The way the Pittsburgh Steelers closed the season, going from 2-6 and 3-7 to finish 9-8 with one of the youngest offenses in football, optimism should be rather high entering the offseason.
Under head coach Mike Tomlin, the Steelers not only avoided the non-losing seasons streak, but figured out a way to remain relevant down the stretch and fight for a playoff spot even after a tough start, rebounding with an impressive 7-2 close to the season, showing just what they can become moving forward, starting in the 2023 season.
Rookie quarterback Kenny Pickett showed real gamesmanship, leading two game-winning drives in back-to-back weeks to beat the Las Vegas Raiders and Baltimore Ravens in primetime, the run game with running backs Najee Harris and Jaylen Warren, and the offensive line looked much better to close the season, and the highest-paid defense in football buckled down late in the season with everyone healthy, playing up to expectations, helping the Steelers win consistently late in the year.
There’s one thing that should have Steelers fans optimistic though, according to CBS Sports’ Cody Benjamin, and it has to do with Pickett. No, it’s not his physical traits or his clutch factor or anything like that. No, it’s largely what makes him a Pittsburgher at this point in his sixth year in the city: his grit.
“And that’ll only take you so far if your play-calling and protection aren’t up to par, of course, but if 2022 was about one thing for Pittsburgh, it was confirming the rookie QB has the tools worthwhile of investment,” Benjamin writes regarding Pickett’s grit, which should have the Steelers optimistic moving forward. “Now it’s up to Mike Tomlin and Co. to actually devote time and resources to putting him in a position to win.”
Pickett showed rather quickly in his tenure as the starting quarterback for the Steelers that he had the necessary makeup to be the right man for the job. The moment never seemed to big for him, he oozed confidence and really just believed in his abilities no matter what. That’s hard to quantify as a quarterback and remains rather invaluable.
While he does have some of those gunslinger traits in which he’s sometimes too confident in his ability to make a throw or hold onto the football and make a play out of structure, more often than not there’s a ton of good that comes from his out-of-structure play. Once he learns how to fully be an NFL quarterback in-structure, look out.

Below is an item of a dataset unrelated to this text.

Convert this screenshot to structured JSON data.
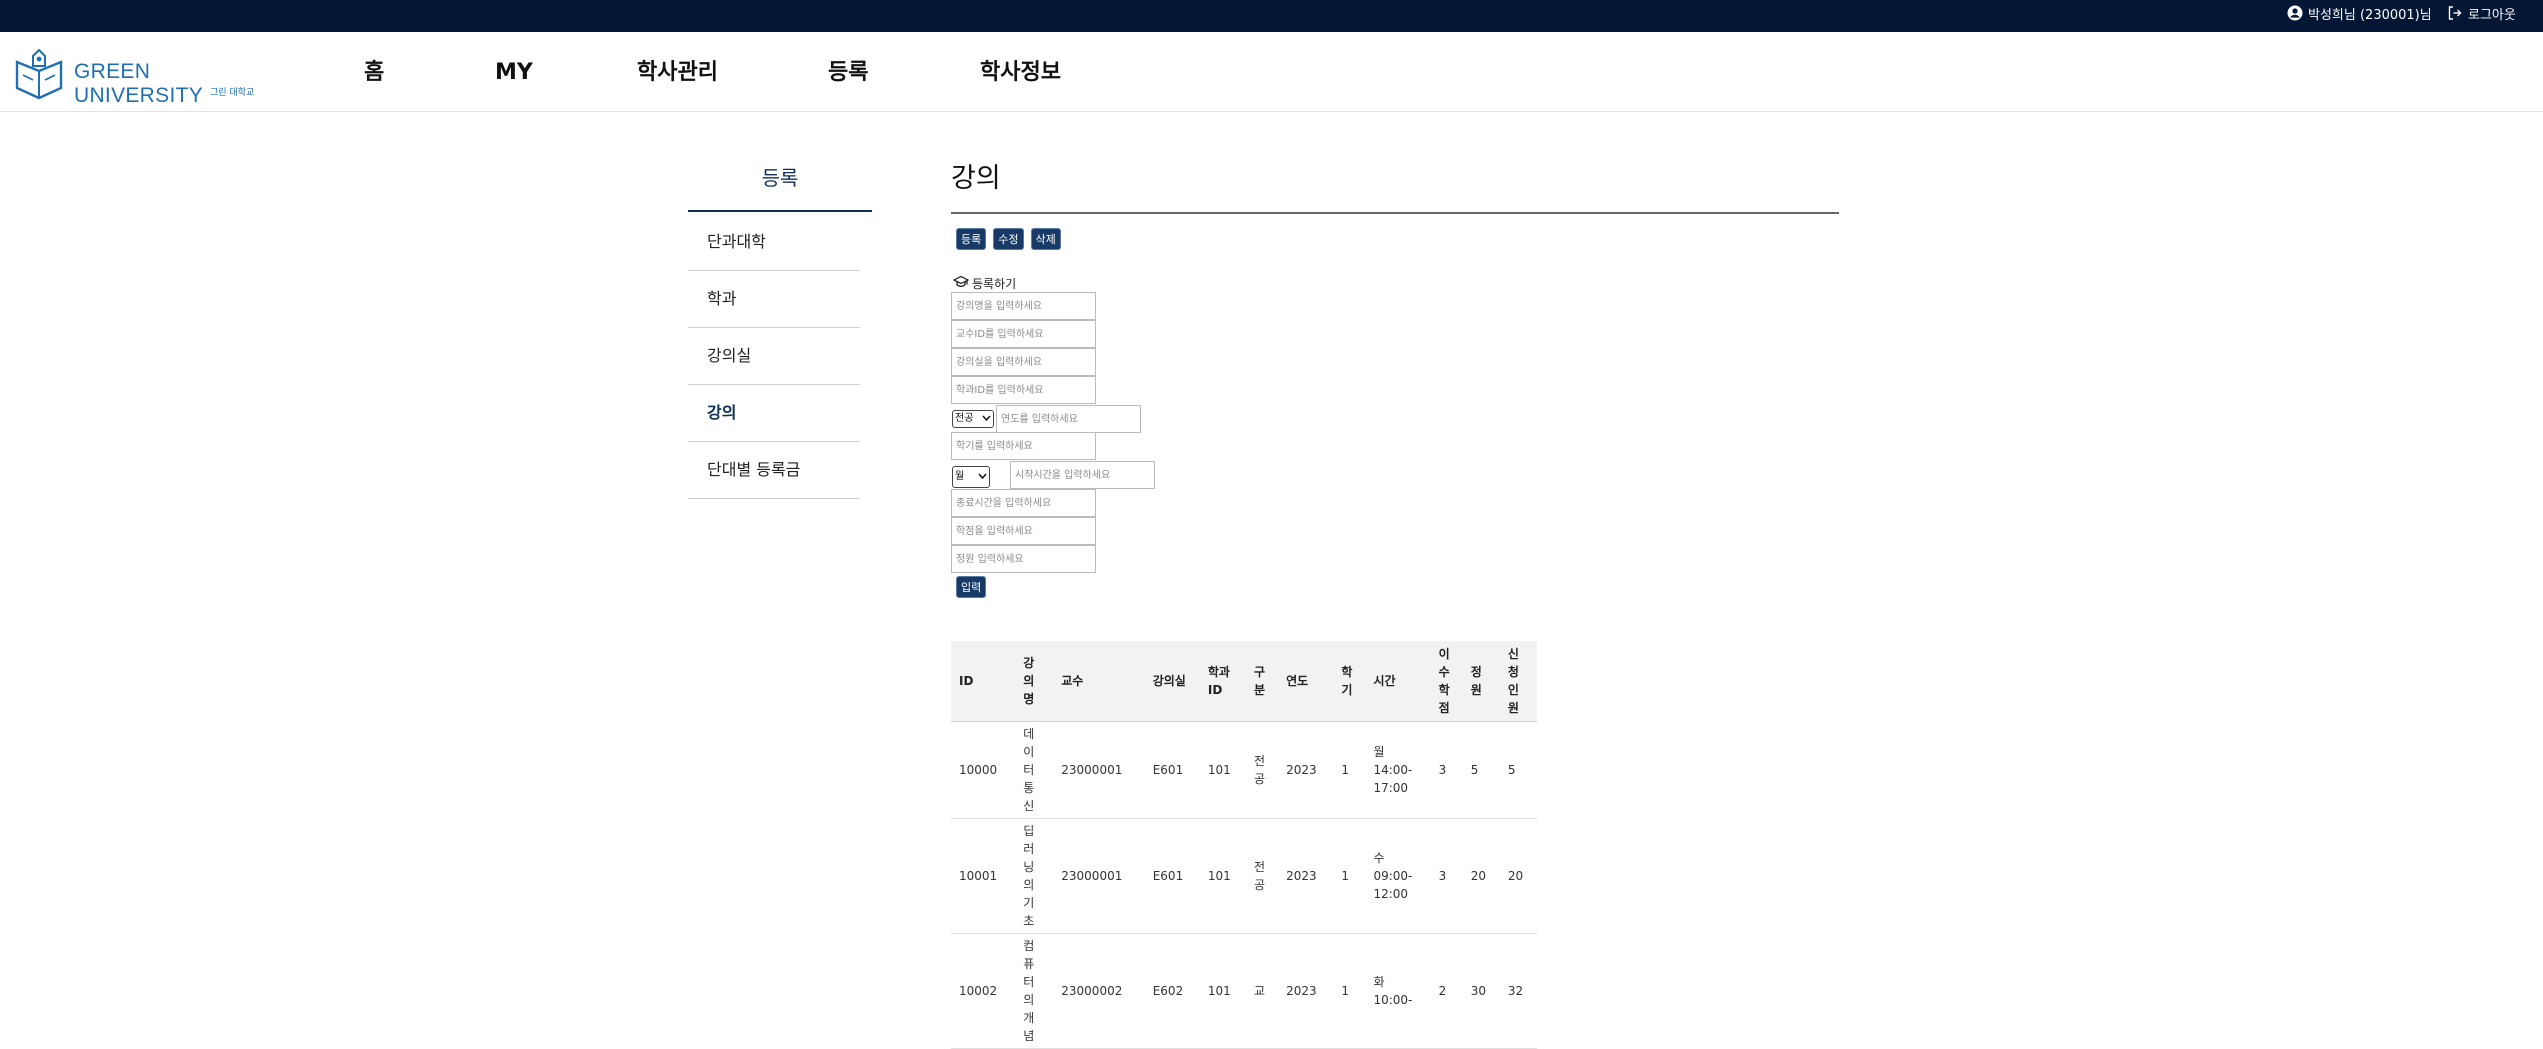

There are plenty of reasons to be optimistic about Pickett moving forward.
Having this occur so quickly in his Steelers’ tenure is extremely encouraging.